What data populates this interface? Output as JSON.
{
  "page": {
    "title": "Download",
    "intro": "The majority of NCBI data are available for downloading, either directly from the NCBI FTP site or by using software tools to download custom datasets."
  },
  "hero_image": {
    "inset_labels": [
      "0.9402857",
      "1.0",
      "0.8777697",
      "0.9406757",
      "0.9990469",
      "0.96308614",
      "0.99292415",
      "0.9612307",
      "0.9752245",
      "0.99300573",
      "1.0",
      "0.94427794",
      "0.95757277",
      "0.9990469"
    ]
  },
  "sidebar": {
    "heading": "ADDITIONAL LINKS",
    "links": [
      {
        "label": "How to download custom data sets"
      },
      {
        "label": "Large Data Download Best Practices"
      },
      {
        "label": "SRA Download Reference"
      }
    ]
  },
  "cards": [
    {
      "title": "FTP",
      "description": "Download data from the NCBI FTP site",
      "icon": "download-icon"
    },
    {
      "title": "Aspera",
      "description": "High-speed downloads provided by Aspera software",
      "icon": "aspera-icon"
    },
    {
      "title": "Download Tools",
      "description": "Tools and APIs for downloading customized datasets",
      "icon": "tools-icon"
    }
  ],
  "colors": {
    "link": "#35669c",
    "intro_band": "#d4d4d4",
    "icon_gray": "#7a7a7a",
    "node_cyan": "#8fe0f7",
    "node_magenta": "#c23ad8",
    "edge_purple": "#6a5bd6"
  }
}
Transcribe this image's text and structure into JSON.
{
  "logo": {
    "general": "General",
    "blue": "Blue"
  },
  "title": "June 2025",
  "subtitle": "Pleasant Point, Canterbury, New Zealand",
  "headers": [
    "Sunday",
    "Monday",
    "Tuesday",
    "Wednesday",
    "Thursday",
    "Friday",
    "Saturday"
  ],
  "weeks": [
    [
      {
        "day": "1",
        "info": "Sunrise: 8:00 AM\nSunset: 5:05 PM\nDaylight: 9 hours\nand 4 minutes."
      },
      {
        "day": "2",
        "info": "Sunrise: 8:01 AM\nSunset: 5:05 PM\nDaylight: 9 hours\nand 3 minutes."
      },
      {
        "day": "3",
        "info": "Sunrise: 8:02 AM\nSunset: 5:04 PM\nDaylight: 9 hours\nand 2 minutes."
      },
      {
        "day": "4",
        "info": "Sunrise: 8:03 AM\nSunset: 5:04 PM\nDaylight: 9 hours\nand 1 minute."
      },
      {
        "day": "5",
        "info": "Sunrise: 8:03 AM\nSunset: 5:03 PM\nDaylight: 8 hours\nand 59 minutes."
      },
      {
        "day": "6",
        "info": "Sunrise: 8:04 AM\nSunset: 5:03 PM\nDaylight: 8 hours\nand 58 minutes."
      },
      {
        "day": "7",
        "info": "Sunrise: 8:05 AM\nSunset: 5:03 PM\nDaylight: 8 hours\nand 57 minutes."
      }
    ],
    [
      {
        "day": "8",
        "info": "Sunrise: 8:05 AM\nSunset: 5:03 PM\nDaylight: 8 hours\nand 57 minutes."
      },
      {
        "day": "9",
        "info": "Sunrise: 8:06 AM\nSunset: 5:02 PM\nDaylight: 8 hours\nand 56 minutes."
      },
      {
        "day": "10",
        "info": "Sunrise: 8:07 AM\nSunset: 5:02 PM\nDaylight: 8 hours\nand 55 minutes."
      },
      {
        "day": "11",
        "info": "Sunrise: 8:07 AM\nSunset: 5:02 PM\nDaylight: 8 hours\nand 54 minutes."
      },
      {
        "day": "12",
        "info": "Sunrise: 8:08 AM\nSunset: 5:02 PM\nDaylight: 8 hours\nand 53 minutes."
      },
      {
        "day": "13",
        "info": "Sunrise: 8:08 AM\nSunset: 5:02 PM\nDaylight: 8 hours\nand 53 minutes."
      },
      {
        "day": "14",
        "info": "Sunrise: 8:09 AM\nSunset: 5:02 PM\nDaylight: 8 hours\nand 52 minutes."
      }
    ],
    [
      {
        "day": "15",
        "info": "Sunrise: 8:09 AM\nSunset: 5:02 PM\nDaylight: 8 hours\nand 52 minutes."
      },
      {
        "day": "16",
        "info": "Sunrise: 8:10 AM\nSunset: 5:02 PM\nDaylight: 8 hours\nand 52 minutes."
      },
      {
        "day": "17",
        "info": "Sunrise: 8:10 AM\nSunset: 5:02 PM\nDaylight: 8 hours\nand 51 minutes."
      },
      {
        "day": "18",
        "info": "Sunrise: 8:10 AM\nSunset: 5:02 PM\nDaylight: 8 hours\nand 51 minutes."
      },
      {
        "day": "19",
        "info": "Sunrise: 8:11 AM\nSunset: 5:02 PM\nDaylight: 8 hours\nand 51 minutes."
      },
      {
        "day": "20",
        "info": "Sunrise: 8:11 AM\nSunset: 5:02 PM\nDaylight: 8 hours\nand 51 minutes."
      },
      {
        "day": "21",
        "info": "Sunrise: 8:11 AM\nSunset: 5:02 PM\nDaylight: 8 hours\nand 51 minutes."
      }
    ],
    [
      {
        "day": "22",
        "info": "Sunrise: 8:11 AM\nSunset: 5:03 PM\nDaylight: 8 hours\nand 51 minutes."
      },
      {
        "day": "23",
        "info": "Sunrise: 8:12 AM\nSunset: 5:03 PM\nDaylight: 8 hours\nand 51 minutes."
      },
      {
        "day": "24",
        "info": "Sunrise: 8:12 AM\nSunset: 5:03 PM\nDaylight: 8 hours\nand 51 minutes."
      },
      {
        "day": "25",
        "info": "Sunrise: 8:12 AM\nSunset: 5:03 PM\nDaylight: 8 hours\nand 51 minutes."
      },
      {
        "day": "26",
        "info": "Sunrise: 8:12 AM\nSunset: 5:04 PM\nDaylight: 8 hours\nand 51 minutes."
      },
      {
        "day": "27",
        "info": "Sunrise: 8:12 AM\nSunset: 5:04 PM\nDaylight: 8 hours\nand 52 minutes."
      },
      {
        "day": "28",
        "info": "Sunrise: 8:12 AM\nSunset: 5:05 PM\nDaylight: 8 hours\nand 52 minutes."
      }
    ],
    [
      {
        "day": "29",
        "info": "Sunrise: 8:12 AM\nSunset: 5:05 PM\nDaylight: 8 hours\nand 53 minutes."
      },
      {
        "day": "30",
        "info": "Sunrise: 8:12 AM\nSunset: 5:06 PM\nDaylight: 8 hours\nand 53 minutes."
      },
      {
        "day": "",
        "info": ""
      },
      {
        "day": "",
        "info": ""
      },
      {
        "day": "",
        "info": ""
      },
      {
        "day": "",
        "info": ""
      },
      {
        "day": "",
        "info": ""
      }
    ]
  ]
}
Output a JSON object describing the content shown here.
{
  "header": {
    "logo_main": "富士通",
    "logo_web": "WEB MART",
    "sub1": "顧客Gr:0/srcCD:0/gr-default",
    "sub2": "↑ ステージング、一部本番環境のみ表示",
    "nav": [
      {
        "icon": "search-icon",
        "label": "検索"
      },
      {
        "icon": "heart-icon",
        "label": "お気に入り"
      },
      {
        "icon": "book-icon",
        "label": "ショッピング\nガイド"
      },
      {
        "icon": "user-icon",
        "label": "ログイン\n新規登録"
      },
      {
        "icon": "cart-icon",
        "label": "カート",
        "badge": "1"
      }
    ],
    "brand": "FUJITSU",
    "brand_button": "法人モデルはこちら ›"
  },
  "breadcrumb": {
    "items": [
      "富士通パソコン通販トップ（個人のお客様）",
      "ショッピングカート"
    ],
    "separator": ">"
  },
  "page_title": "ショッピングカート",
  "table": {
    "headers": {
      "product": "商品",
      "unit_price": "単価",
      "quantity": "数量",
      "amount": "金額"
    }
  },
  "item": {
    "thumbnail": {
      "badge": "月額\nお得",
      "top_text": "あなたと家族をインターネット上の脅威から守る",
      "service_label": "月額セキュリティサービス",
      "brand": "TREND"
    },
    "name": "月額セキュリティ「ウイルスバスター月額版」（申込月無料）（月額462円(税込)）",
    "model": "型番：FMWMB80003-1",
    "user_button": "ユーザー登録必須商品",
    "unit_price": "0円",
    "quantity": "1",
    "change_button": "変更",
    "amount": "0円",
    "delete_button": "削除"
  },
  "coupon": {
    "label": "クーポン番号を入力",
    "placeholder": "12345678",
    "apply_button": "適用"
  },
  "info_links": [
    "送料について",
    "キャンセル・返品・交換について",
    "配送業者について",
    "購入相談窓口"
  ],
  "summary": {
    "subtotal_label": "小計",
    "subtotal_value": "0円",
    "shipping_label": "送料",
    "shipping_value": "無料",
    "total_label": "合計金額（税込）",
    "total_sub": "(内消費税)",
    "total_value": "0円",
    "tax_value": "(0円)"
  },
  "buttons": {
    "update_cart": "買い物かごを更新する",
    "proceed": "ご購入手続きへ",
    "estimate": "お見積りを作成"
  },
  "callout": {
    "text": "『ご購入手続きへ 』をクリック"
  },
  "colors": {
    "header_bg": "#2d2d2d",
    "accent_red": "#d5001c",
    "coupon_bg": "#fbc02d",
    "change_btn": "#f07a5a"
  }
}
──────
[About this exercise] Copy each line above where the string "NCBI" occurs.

[Solution]
    "intro": "The majority of NCBI data are available for downloading, either directly from the NCBI FTP site or by using software tools to download custom datasets."
      "description": "Download data from the NCBI FTP site",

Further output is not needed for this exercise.